The second round of the presidential elections in Liberia is held today, November 14th. The ones competing in the run-off will be the outgoing president George Weah and the challenger Joseph Boakai, who obtained 43.8 and 43.4 percent of the votes respectively in the first round on October 10th. According to observers, the thin margin of votes that separated the two candidates in the first round – only 7,126 votes out of almost two million – and the absence of a strong third candidate should favor a particularly balanced competition. The ballot represents a sort of referendum on the actions of the party in power, the Coalition for Democratic Change (CDC). Many were in fact disappointed by Weah’s performance, in particular with regards to widespread corruption, the high rate of youth unemployment, inflation and general economic difficulties. Supporters of the ruling party, on the other hand, argue that the new law in force from July 2022 represents proof of the administration’s fight against corruption.
Weah, running for a second term, remains the clear favorite in the presidential race, and during the election campaign he said he was confident of obtaining absolute victory in the first round. The outgoing president confirmed as his “running mate” his current deputy, Jewel Howard-Taylor, ex-wife of former president Charles Taylor, president of Liberia from 1997 to 2003 who is now serving a 50-year prison sentence of the United Kingdom for crimes against humanity committed in the Sierra Leone civil war. In touting his first-term successes, Weah listed the free tuition program for undergraduates at public universities, established in 2018; the payment of taxes for public school students; the increase in access to electricity and, at the same time, the reduction of its costs from 38 cents to an average of 15 cents per kilowatt. The administration has also initiated several road construction projects across the country. Despite this, Weah’s critics argue that corruption – already widespread in the country – has further spread under his presidency, and that the state of the economy and the increase in food prices that led to the protests in June 2019 and December last year are indicators of the failure of his government. In his manifesto, Weah promised to reduce the out-of-pocket payment of medical expenses through a compulsory social health insurance system and also promised to provide “off-the-grid” solar energy for public hospitals and secondary schools. The former football star also promised to create sustainable jobs by formalizing artisanal and small-scale mining and providing prosecutors with training on sexual and gender-based violence.
On the other hand, his main challenger Boakai has decades of experience in Liberia’s public sector and enjoys widespread recognition in the country, now aiming for the presidency under the banner of the Unity Party.
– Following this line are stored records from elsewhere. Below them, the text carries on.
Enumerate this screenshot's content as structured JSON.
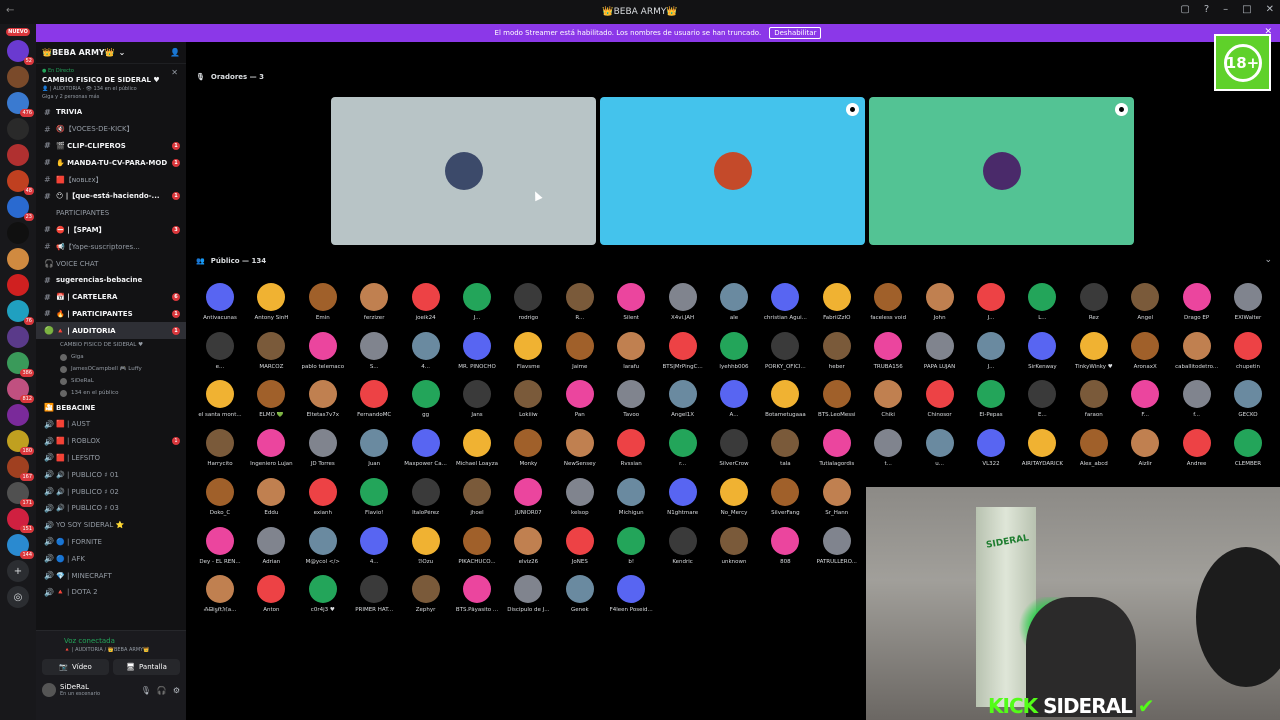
{
  "window_title": "👑BEBA ARMY👑",
  "banner": {
    "text": "El modo Streamer está habilitado. Los nombres de usuario se han truncado.",
    "button": "Deshabilitar"
  },
  "rail": {
    "new_label": "NUEVO",
    "servers": [
      {
        "color": "#6a3ad0",
        "badge": "52"
      },
      {
        "color": "#7a4a2a",
        "badge": ""
      },
      {
        "color": "#3a7ad0",
        "badge": "476"
      },
      {
        "color": "#2a2a2a",
        "badge": ""
      },
      {
        "color": "#b03030",
        "badge": ""
      },
      {
        "color": "#c04020",
        "badge": "48"
      },
      {
        "color": "#2a6ad0",
        "badge": "23"
      },
      {
        "color": "#101010",
        "badge": ""
      },
      {
        "color": "#d08a40",
        "badge": ""
      },
      {
        "color": "#d02020",
        "badge": ""
      },
      {
        "color": "#20a0c0",
        "badge": "76"
      },
      {
        "color": "#5a3a8a",
        "badge": ""
      },
      {
        "color": "#3a9a5a",
        "badge": "386"
      },
      {
        "color": "#c05080",
        "badge": "812"
      },
      {
        "color": "#7a2a9a",
        "badge": ""
      },
      {
        "color": "#c0a020",
        "badge": "180"
      },
      {
        "color": "#a04020",
        "badge": "167"
      },
      {
        "color": "#505050",
        "badge": "171"
      },
      {
        "color": "#d02040",
        "badge": "151"
      },
      {
        "color": "#2a8ad0",
        "badge": "144"
      }
    ]
  },
  "sidebar": {
    "server_name": "👑BEBA ARMY👑",
    "live": {
      "tag": "● En Directo",
      "title": "CAMBIO FISICO DE SIDERAL ♥",
      "line1": "👤 | AUDITORIA · 👁 134 en el público",
      "line2": "Giga y 2 personas más"
    },
    "channels": [
      {
        "icon": "#",
        "label": "TRIVIA",
        "bold": true,
        "unread": ""
      },
      {
        "icon": "#",
        "label": "🔇【VOCES-DE-KICK】",
        "bold": false,
        "unread": ""
      },
      {
        "icon": "#",
        "label": "🎬 CLIP-CLIPEROS",
        "bold": true,
        "unread": "1"
      },
      {
        "icon": "#",
        "label": "✋ MANDA-TU-CV-PARA-MOD",
        "bold": true,
        "unread": "1"
      },
      {
        "icon": "#",
        "label": "🟥【ɴᴏʙʟᴇx】",
        "bold": false,
        "unread": ""
      },
      {
        "icon": "#",
        "label": "😶 |【que-está-haciendo-...",
        "bold": true,
        "unread": "1"
      },
      {
        "icon": "",
        "label": "PARTICIPANTES",
        "bold": false,
        "unread": ""
      },
      {
        "icon": "#",
        "label": "⛔ |【SPAM】",
        "bold": true,
        "unread": "3"
      },
      {
        "icon": "#",
        "label": "📢【Yape-suscriptores...",
        "bold": false,
        "unread": ""
      },
      {
        "icon": "🎧",
        "label": "VOICE CHAT",
        "bold": false,
        "unread": ""
      },
      {
        "icon": "#",
        "label": "sugerencias-bebacine",
        "bold": true,
        "unread": ""
      },
      {
        "icon": "#",
        "label": "📅 | CARTELERA",
        "bold": true,
        "unread": "6"
      },
      {
        "icon": "#",
        "label": "🔥 | PARTICIPANTES",
        "bold": true,
        "unread": "1"
      },
      {
        "icon": "🟢",
        "label": "🔺 | AUDITORIA",
        "bold": true,
        "unread": "1"
      }
    ],
    "auditoria_sub": "CAMBIO FISICO DE SIDERAL ♥",
    "voice_members": [
      "Giga",
      "JamesOCampbell 🎮 Luffy",
      "SiDeRaL",
      "134 en el público"
    ],
    "channels2": [
      {
        "icon": "🎦",
        "label": "BEBACINE",
        "bold": true,
        "unread": ""
      },
      {
        "icon": "🔊",
        "label": "🟥 | AUST",
        "bold": false,
        "unread": ""
      },
      {
        "icon": "🔊",
        "label": "🟥 | ROBLOX",
        "bold": false,
        "unread": "1"
      },
      {
        "icon": "🔊",
        "label": "🟥 | LEFSITO",
        "bold": false,
        "unread": ""
      },
      {
        "icon": "🔊",
        "label": "🔊 | PUBLICO ♯ 01",
        "bold": false,
        "unread": ""
      },
      {
        "icon": "🔊",
        "label": "🔊 | PUBLICO ♯ 02",
        "bold": false,
        "unread": ""
      },
      {
        "icon": "🔊",
        "label": "🔊 | PUBLICO ♯ 03",
        "bold": false,
        "unread": ""
      },
      {
        "icon": "🔊",
        "label": "YO SOY SIDERAL ⭐",
        "bold": false,
        "unread": ""
      },
      {
        "icon": "🔊",
        "label": "🔵 | FORNITE",
        "bold": false,
        "unread": ""
      },
      {
        "icon": "🔊",
        "label": "🔵 | AFK",
        "bold": false,
        "unread": ""
      },
      {
        "icon": "🔊",
        "label": "💎 | MINECRAFT",
        "bold": false,
        "unread": ""
      },
      {
        "icon": "🔊",
        "label": "🔺 | DOTA 2",
        "bold": false,
        "unread": ""
      }
    ],
    "voice": {
      "title": "Voz conectada",
      "sub": "🔺 | AUDITORIA / 👑BEBA ARMY👑",
      "video": "Vídeo",
      "screen": "Pantalla"
    },
    "user": {
      "name": "SiDeRaL",
      "status": "En un escenario"
    }
  },
  "stage": {
    "speakers_label": "Oradores — 3",
    "audience_label": "Público — 134",
    "speakers": [
      {
        "bg": "#b8c4c6",
        "av": "#3c4a6a",
        "cam": false
      },
      {
        "bg": "#44c3ec",
        "av": "#c44a2a",
        "cam": true
      },
      {
        "bg": "#53c394",
        "av": "#4a2a6a",
        "cam": true
      }
    ],
    "audience": [
      [
        "Antivacunas",
        "Antony SinH",
        "Emin",
        "ferzizer",
        "joeik24",
        "J...",
        "rodrigo",
        "R...",
        "Silent",
        "X4vi.JAH",
        "ale",
        "christian Agui...",
        "FabriiZzIO",
        "faceless void",
        "John",
        "J...",
        "L...",
        "Rez",
        "Angel",
        "Drago EP",
        "EXIWalter"
      ],
      [
        "e...",
        "MARCOZ",
        "pablo telemaco",
        "S...",
        "4...",
        "MR. PINOCHO",
        "Flavsme",
        "Jaime",
        "larafu",
        "BTS|MrPingC...",
        "lyehhb006",
        "PORKY_OFICI...",
        "heber",
        "TRUBA156",
        "PAPA LUJAN",
        "J...",
        "SirKenway",
        "TinkyWinky ♥",
        "AronaxX",
        "caballitodetro...",
        "chupetin"
      ],
      [
        "el santa mont...",
        "ELMO 💚",
        "Eltetas7v7x",
        "FernandoMC",
        "gg",
        "Jans",
        "Lokiiiw",
        "Pan",
        "Tavoo",
        "Angel1X",
        "A...",
        "Botametugaaa",
        "BTS.LeoMessi",
        "Chiki",
        "Chinosor",
        "El-Pepas",
        "E...",
        "faraon",
        "F...",
        "f...",
        "GECKO"
      ],
      [
        "Harrycito",
        "Ingeniero Lujan",
        "JD Torres",
        "Juan",
        "Maxpower Ca...",
        "Michael Loayza",
        "Monky",
        "NewSensey",
        "Rvssian",
        "r...",
        "SilverCrow",
        "tala",
        "Tutialagordis",
        "t...",
        "u...",
        "VL322",
        "AIRITAYDARICK",
        "Alex_abcd",
        "Aizlir",
        "Andree",
        "CLEMBER"
      ],
      [
        "Doko_C",
        "Eddu",
        "exianh",
        "Flavio!",
        "ItaloPérez",
        "jhoel",
        "JUNIOR07",
        "kelsop",
        "Michigun",
        "N1ghtmare",
        "No_Mercy",
        "SilverFang",
        "Sr_Hann"
      ],
      [
        "Dey - EL REN...",
        "Adrian",
        "M@ycol </>",
        "4...",
        "ℬOzu",
        "PIKACHUCO...",
        "elviz26",
        "JoNES",
        "b!",
        "Kendric",
        "unknown",
        "808",
        "PATRULLERO..."
      ],
      [
        "⁂ᗷiყℓtℳa...",
        "Anton",
        "c0r4j3 ♥",
        "PRIMER HAT...",
        "Zephyr",
        "BTS.Pãyasito ...",
        "Discípulo de J...",
        "Genek",
        "F4leen Poseid..."
      ]
    ],
    "audience_colors": [
      "#5865f2",
      "#ed4245",
      "#eb459e",
      "#f0b232",
      "#23a55a",
      "#80848e",
      "#a0602a",
      "#3a3a3a",
      "#6a8aa0",
      "#c08050",
      "#7a5a3a"
    ]
  },
  "overlay": {
    "kick_prefix": "KICK",
    "kick_name": "SIDERAL",
    "webcam_sign": "SIDERAL",
    "age_rating": "18+"
  }
}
The 78-year-old previously served as agriculture minister from 1983 to 1985 and vice-president from 2006 to 2018, under President Johnson-Sirleaf. This year Boakai formed an alliance with the Movement for Democracy and Reconstruction (MDR), founded by former warlord – later senator – Prince Johnson. As a result, Boakai chose MDR Senator Jeremiah Koung as his running mate. The MDR had already formed an alliance with Weah’s CDC in 2017, supporting him in the second round of the elections and thus being decisive for his election. The alliance however dissolved in 2022, amid Johnson’s complaints about a lack of job opportunities for his “his people”. For many observers, therefore, Boakai’s second attempt at the presidency is a revenge with Weah after the two faced each other in the run-off elections of 2017, which Weah then won. Drawing on his experience, Boakai has made agriculture a key issue in his campaign, promising to increase domestic rice production and establish three agricultural machinery centers in the country. The former minister also promised to pave highways connecting county capitals and those linking Liberia to other countries in order to improve cross-border trade, and to work with parliament to establish a specialized court to expedite cases of corruption and economic crimes and to support the private sector in developing programs for the recycling of solid waste into the production of renewable energy.
The electoral campaign was characterized by strong tensions. Ahead of the first round in October, the United Nations Human Rights Office (OHCHR) said it was “concerned” about possible violence, recalling that at least two people died and 20 others were injured during the clashes that took place in recent weeks between supporters of the ruling party, CDC, and the opposition Unity Party. The clashes occurred in the Foya district, while “outbreaks of violence” also occurred in the counties of Nimba, Montserrado and Grand Cape Mount. In view of the vote, and to prevent possible irregularities in the electoral operations, in August the European Union decided to send an electoral observation mission led by Andreas Schieder, member of the European Parliament. The EU has already sent election observation missions to Liberia in 2018, 2012, 2007 and 2002, as well as an election follow-up mission in 2022. The team will be made up of ten election experts who arrived in Monrovia on 27 August, while On September 5, another 20 long-term observers joined the mission to be deployed across the country to monitor the election campaign. Subsequently, another 40 observers strengthened the mission by being deployed throughout the country. The EU election observation mission will remain in Liberia until the electoral process is completed.
This article is originally published on .agenzianova.com